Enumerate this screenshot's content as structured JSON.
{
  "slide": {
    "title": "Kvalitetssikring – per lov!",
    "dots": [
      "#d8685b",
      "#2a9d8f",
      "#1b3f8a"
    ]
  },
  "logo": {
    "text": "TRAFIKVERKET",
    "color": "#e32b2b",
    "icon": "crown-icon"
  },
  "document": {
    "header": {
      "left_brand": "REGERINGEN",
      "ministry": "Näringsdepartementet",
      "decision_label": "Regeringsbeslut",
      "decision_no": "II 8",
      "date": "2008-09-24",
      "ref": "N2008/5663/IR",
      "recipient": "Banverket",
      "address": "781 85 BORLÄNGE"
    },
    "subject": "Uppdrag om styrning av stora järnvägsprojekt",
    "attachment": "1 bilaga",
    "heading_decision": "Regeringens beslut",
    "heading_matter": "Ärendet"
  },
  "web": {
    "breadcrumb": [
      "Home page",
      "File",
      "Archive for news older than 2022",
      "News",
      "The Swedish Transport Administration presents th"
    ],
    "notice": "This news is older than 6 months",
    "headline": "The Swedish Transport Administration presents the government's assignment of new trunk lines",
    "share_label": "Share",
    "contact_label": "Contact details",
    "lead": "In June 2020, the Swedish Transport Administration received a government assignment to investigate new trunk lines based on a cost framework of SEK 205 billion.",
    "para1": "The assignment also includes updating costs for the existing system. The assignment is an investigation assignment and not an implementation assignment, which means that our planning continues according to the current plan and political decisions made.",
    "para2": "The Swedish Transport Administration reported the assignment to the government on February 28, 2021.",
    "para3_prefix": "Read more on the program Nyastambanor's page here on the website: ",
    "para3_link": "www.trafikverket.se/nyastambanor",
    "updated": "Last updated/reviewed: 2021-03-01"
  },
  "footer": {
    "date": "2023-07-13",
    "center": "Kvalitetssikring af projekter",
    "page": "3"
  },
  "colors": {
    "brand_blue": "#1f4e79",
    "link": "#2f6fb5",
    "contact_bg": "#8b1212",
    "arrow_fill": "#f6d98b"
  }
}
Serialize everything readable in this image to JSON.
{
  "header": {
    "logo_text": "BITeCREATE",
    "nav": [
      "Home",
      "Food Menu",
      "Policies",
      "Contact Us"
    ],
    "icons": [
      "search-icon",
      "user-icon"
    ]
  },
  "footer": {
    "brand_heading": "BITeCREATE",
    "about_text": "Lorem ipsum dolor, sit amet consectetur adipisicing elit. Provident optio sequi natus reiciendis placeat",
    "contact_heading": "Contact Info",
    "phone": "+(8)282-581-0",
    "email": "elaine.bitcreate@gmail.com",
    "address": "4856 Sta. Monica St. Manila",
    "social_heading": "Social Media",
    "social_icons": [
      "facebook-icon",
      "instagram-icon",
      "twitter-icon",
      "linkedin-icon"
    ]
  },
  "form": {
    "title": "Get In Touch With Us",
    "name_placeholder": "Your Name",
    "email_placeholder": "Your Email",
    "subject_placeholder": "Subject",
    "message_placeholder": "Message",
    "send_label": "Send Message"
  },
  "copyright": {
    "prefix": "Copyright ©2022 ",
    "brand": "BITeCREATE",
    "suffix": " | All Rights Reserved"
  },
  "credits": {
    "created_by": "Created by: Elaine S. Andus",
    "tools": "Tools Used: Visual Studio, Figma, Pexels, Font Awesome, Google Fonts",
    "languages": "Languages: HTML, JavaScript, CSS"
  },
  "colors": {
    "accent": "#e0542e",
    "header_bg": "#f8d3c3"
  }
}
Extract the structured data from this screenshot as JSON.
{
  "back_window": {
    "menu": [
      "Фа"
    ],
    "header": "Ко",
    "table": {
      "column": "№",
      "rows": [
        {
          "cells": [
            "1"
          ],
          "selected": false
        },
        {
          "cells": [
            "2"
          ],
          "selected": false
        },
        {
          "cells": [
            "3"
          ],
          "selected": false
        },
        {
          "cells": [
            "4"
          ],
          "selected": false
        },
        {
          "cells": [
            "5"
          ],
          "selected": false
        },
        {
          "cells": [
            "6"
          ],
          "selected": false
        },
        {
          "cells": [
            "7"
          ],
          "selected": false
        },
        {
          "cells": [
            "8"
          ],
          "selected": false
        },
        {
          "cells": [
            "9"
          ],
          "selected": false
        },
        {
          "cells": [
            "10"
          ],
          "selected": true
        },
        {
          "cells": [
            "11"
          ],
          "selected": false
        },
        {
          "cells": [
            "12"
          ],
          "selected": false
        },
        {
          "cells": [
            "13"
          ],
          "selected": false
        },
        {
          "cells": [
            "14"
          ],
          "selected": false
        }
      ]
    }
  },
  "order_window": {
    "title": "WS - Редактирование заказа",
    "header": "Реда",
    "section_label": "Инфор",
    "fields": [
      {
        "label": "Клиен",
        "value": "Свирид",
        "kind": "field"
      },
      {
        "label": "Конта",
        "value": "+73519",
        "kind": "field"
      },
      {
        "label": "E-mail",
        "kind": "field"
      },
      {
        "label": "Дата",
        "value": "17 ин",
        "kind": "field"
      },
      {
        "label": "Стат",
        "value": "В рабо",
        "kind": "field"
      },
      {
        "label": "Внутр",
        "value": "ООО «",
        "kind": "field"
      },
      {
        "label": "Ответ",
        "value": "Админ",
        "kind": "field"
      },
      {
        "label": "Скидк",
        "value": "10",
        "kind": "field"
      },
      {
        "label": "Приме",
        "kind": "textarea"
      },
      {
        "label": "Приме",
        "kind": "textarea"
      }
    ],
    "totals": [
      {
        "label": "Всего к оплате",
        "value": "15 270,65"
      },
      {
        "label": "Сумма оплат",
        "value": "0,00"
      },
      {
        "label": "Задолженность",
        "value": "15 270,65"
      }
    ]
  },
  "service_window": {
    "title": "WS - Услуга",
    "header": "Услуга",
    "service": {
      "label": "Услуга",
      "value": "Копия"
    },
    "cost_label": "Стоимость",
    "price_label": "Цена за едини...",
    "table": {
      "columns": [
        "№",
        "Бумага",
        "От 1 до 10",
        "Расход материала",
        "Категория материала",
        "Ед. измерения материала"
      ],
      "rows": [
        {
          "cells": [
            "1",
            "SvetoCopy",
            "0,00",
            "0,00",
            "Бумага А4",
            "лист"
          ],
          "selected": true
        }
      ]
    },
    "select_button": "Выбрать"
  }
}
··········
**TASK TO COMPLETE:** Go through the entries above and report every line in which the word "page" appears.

**EXERCISE ANSWER:**
      "Home page",
    "para3_prefix": "Read more on the program Nyastambanor's page here on the website: ",
    "page": "3"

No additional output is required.